→ Exercise requirements
Write out every line below that includes the word "Conference".

→ Entries shown
* * * *

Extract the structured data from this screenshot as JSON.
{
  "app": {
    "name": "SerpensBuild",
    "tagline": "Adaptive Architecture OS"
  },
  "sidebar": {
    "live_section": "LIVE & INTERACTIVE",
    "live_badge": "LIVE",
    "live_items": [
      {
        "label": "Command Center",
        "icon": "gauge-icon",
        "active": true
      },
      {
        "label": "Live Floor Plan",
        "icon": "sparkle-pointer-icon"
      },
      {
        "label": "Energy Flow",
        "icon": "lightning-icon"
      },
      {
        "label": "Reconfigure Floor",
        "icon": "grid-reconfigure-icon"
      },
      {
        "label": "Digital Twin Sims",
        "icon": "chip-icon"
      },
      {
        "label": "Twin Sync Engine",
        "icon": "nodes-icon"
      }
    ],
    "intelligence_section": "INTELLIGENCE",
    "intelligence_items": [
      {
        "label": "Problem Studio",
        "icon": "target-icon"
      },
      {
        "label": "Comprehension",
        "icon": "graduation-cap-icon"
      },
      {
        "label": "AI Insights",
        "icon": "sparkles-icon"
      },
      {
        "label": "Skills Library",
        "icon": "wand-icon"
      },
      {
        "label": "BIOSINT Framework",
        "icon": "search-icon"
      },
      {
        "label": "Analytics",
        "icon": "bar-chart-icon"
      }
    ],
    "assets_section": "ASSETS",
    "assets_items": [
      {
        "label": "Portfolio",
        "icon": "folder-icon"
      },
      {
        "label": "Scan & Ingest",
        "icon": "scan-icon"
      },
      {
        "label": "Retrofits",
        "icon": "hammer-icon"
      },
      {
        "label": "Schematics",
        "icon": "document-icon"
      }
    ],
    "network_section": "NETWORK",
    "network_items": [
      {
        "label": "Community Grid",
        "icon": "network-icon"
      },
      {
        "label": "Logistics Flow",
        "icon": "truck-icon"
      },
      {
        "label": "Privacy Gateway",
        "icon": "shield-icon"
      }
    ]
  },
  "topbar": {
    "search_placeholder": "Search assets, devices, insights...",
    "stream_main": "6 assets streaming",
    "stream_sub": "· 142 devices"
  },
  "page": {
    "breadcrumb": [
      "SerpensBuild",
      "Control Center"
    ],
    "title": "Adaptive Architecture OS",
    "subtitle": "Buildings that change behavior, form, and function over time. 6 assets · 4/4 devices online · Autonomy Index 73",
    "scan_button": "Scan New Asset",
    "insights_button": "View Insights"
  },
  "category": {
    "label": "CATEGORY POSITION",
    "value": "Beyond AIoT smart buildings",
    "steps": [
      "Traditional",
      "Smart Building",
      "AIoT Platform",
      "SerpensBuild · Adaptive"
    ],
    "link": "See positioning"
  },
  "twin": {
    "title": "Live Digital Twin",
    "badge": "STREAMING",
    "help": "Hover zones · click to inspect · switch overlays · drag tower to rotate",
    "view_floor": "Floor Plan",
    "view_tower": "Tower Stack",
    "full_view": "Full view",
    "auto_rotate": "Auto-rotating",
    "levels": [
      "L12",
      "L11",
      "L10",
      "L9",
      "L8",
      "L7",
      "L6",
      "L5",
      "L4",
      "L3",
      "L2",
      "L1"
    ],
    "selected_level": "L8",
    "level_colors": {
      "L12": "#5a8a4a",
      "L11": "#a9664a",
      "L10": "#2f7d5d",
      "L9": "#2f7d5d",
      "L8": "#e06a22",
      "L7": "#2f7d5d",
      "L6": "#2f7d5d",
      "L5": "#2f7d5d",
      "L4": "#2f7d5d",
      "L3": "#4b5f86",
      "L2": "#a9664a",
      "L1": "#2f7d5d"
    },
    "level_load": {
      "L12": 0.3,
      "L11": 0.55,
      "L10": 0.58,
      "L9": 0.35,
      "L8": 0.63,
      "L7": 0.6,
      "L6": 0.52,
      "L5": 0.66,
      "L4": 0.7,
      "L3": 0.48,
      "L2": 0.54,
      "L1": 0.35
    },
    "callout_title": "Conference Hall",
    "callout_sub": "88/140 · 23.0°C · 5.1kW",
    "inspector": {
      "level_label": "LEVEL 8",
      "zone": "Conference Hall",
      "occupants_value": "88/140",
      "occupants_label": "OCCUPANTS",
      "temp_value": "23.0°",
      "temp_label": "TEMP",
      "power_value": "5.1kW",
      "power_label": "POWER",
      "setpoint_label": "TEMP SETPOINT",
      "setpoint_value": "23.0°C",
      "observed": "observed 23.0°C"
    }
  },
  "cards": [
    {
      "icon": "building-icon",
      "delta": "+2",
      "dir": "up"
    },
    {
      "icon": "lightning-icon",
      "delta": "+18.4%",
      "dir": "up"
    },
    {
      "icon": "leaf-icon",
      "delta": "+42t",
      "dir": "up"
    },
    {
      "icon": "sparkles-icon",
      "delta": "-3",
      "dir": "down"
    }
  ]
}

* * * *

→ Solution to this task
    "callout_title": "Conference Hall",
      "zone": "Conference Hall",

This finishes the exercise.